Count lines with "Apple" below; give only the number.

# [Data]

Segment Open

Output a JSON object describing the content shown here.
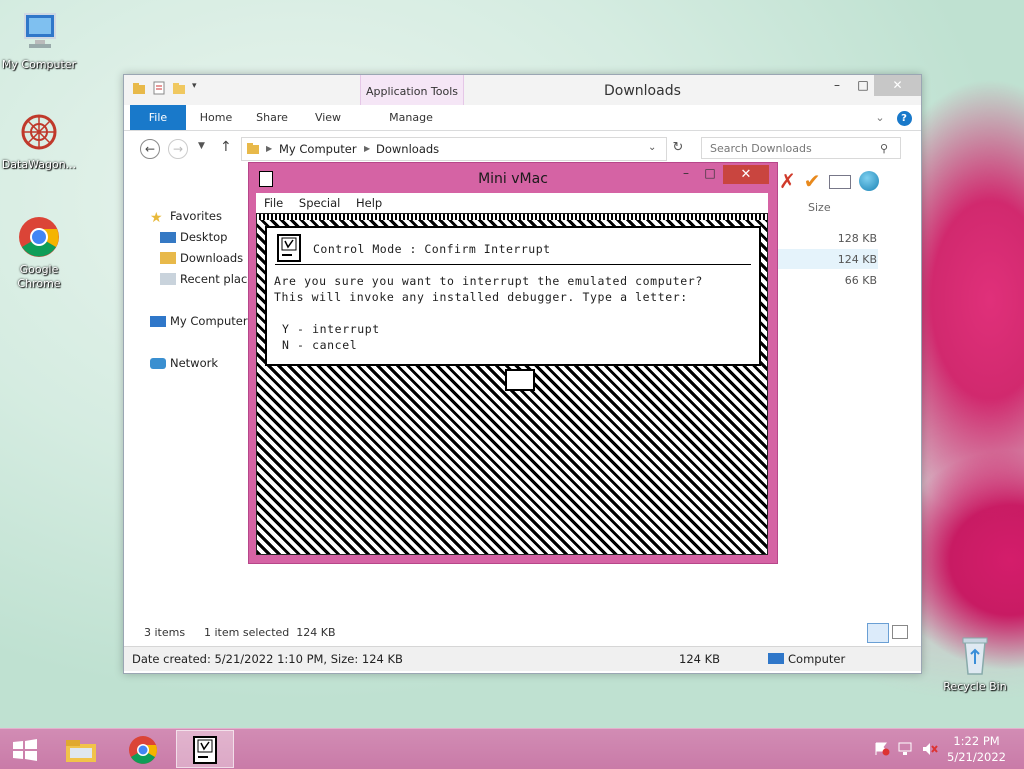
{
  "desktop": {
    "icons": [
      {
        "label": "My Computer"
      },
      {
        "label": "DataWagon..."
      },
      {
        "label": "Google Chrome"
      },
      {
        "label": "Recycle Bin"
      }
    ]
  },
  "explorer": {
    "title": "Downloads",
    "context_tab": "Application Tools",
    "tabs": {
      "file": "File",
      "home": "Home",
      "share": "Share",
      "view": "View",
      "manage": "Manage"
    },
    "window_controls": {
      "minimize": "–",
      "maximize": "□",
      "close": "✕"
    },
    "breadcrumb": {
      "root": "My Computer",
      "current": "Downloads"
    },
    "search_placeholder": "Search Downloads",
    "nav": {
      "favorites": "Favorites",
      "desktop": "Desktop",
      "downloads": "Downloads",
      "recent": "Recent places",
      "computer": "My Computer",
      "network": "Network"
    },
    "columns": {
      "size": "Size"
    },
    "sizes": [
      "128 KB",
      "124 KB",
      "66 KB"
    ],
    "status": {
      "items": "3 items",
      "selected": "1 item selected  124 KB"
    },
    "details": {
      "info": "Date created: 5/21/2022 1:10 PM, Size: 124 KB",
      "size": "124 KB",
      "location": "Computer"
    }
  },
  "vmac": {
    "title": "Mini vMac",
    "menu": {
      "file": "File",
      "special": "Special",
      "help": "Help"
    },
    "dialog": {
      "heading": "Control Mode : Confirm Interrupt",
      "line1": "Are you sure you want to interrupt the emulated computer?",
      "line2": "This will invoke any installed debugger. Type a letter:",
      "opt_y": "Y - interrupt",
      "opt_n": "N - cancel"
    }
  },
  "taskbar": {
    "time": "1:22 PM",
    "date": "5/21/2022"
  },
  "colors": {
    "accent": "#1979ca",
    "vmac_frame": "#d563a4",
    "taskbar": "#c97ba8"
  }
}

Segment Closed
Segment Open

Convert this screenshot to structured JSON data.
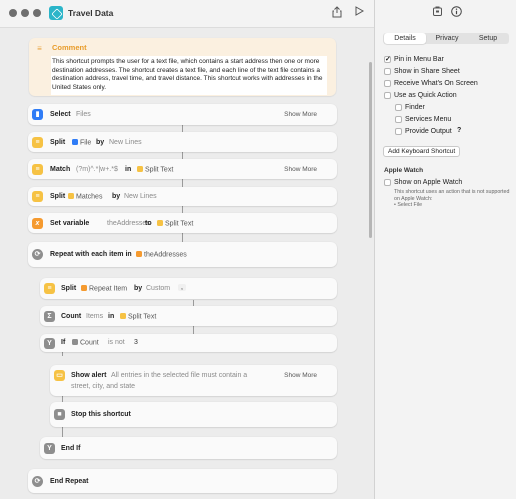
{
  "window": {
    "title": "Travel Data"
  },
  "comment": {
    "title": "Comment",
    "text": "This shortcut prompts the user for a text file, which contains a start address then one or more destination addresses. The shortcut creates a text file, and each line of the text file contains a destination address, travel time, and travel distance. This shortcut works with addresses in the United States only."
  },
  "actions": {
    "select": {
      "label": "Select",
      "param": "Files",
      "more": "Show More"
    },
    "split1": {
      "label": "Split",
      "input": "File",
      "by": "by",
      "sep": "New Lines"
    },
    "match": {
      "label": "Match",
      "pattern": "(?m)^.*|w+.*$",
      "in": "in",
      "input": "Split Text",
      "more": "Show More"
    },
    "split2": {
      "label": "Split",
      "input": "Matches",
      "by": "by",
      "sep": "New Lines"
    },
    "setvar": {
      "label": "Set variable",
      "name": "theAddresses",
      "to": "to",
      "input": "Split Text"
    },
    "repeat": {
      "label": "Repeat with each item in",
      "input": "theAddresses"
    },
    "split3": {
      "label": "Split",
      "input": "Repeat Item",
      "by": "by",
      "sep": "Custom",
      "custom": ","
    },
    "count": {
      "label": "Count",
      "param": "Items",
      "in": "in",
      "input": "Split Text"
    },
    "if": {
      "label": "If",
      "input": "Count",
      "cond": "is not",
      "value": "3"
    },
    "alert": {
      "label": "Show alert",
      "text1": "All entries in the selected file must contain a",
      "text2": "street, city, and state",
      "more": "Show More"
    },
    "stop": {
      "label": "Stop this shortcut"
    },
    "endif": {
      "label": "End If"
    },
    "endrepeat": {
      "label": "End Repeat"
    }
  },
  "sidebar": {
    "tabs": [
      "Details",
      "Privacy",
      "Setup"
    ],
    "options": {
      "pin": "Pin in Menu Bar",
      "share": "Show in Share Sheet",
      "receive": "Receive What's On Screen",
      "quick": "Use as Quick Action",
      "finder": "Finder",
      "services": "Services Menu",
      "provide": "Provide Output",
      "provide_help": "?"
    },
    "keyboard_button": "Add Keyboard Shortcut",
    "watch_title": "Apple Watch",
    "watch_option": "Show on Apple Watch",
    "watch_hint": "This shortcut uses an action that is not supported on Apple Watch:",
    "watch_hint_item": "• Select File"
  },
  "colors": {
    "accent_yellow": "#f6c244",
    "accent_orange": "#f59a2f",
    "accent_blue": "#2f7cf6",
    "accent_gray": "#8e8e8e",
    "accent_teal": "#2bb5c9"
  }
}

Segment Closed

# [Answer to this task]
3